Party leader Sir Keir Starmer said it would put communities and victims “at the heart” of how offenders repay society.
Under Labour’s plans, locally appointed community and victim payback boards will be given a role in deciding what unpaid work offenders must undertake, such as removing graffiti, clearing wasteland or redecorating community centres.
Data will be published locally on the nature of the offenders and the unpaid work they have been required to do, so communities and victims can see justice is being served and offenders are paying back for their crimes.
The party said the boards would be drawn from representatives of local Safer Neighbourhood boards, nominated community members, victims’ representatives, and professionals who live or work in the area.
They will operate – with guidance from the criminal justice system and local authorities – through existing local infrastructure at no additional cost and create a new level of involvement for community leaders.

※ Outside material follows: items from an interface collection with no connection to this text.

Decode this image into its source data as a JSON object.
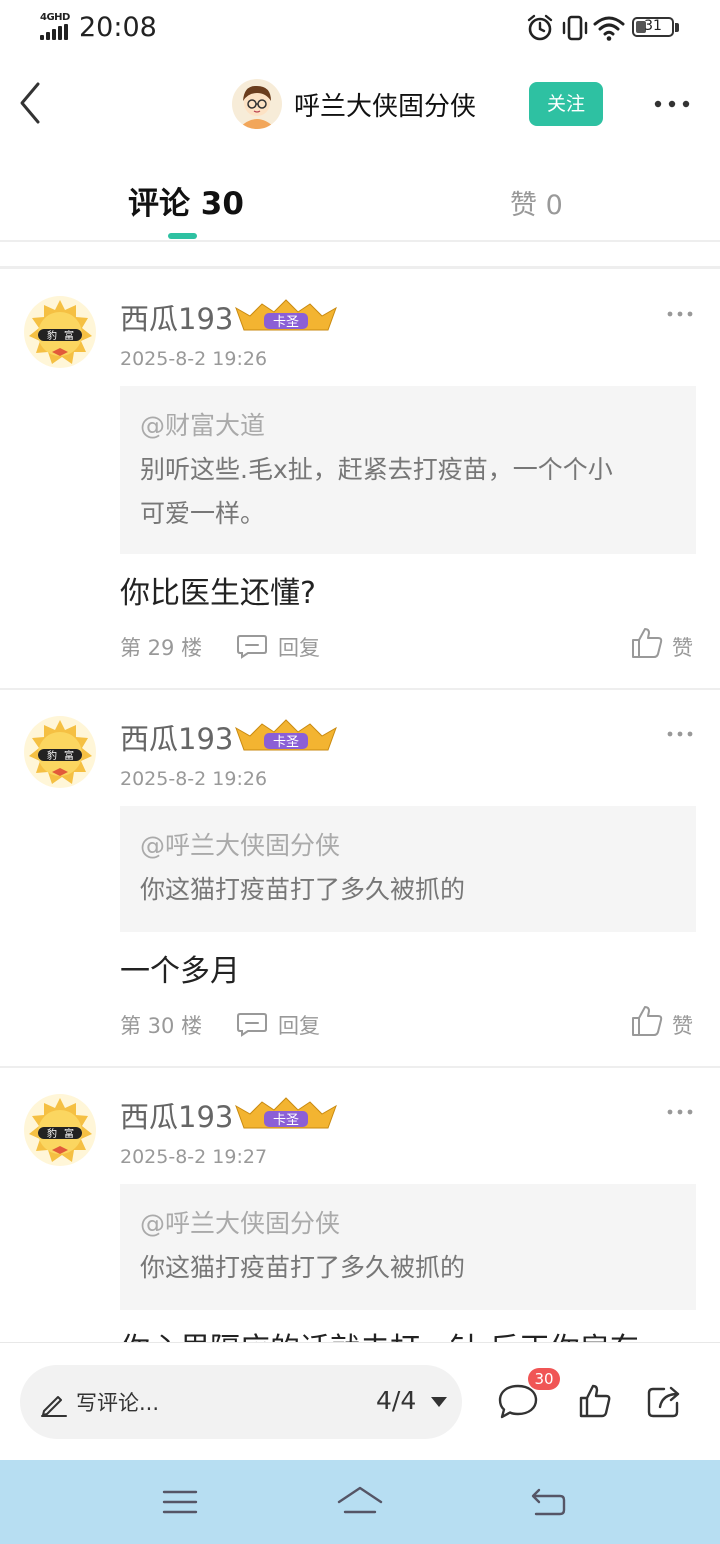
{
  "status_bar": {
    "network": "4GHD",
    "time": "20:08",
    "battery": "31"
  },
  "header": {
    "author_name": "呼兰大侠固分侠",
    "follow_label": "关注"
  },
  "tabs": {
    "comments": "评论 30",
    "likes": "赞 0"
  },
  "comments": [
    {
      "user": "西瓜193",
      "badge": "卡圣",
      "time": "2025-8-2 19:26",
      "quote_mention": "@财富大道",
      "quote_lines": [
        "别听这些.毛x扯，赶紧去打疫苗，一个个小",
        "可爱一样。"
      ],
      "body": "你比医生还懂?",
      "floor": "第 29 楼",
      "reply_label": "回复",
      "like_label": "赞"
    },
    {
      "user": "西瓜193",
      "badge": "卡圣",
      "time": "2025-8-2 19:26",
      "quote_mention": "@呼兰大侠固分侠",
      "quote_lines": [
        "你这猫打疫苗打了多久被抓的"
      ],
      "body": "一个多月",
      "floor": "第 30 楼",
      "reply_label": "回复",
      "like_label": "赞"
    },
    {
      "user": "西瓜193",
      "badge": "卡圣",
      "time": "2025-8-2 19:27",
      "quote_mention": "@呼兰大侠固分侠",
      "quote_lines": [
        "你这猫打疫苗打了多久被抓的"
      ],
      "body": "你心里隔应的话就去打一针 反正你房东"
    }
  ],
  "bottom_bar": {
    "compose_placeholder": "写评论...",
    "page_indicator": "4/4",
    "comment_count": "30"
  },
  "colors": {
    "accent": "#2ec1a2",
    "badge_red": "#f05555",
    "nav_bar": "#b7def2"
  }
}
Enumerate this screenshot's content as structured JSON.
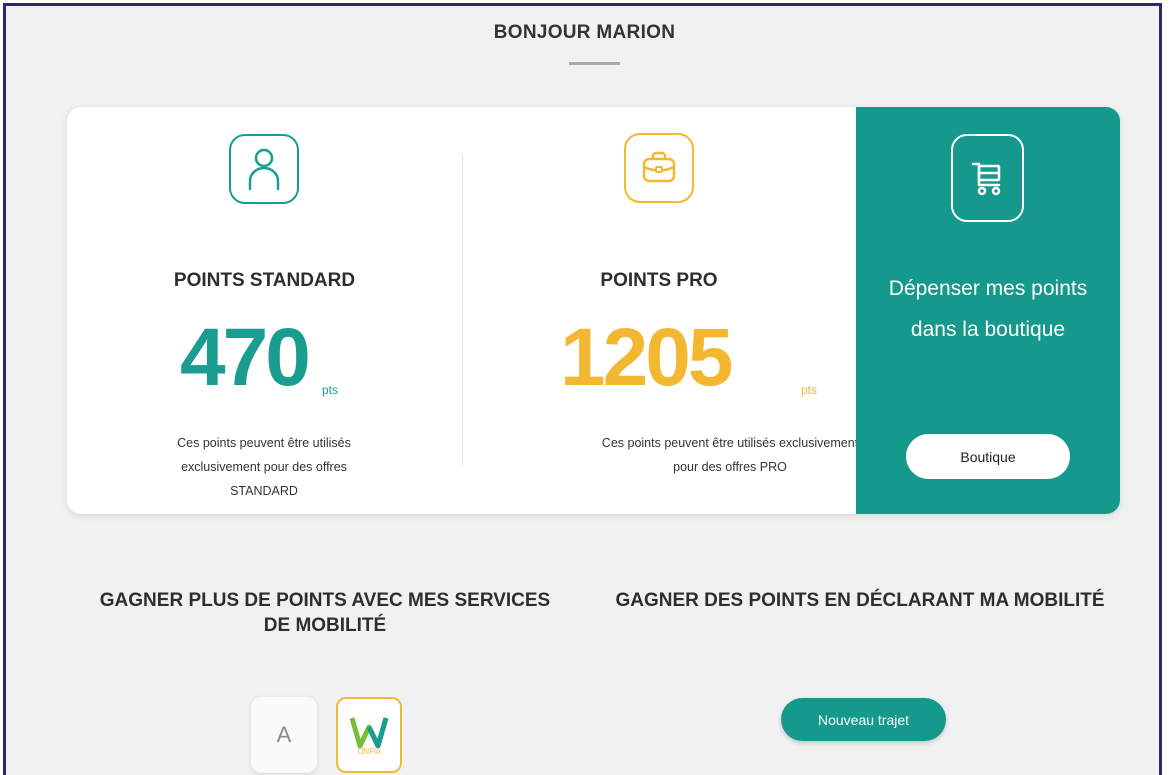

Sir Keir said: “After 12 years of Conservative government, which has seen record criminal case delays, police officers disappearing from our streets, police station closures and court sell-offs, communities have no faith that the criminal justice system is keeping their communities safe from crime.
“Community payback can stop more serious reoffending, but judges have stopped handing it out because this soft-on-crime Conservative Government cannot be trusted to make sure offenders pay back for their crimes.
“Labour will put security at the heart of its contract with the British people. We’ll put communities and victims at the heart of how offenders repay society and make sure justice is being seen to be delivered locally.”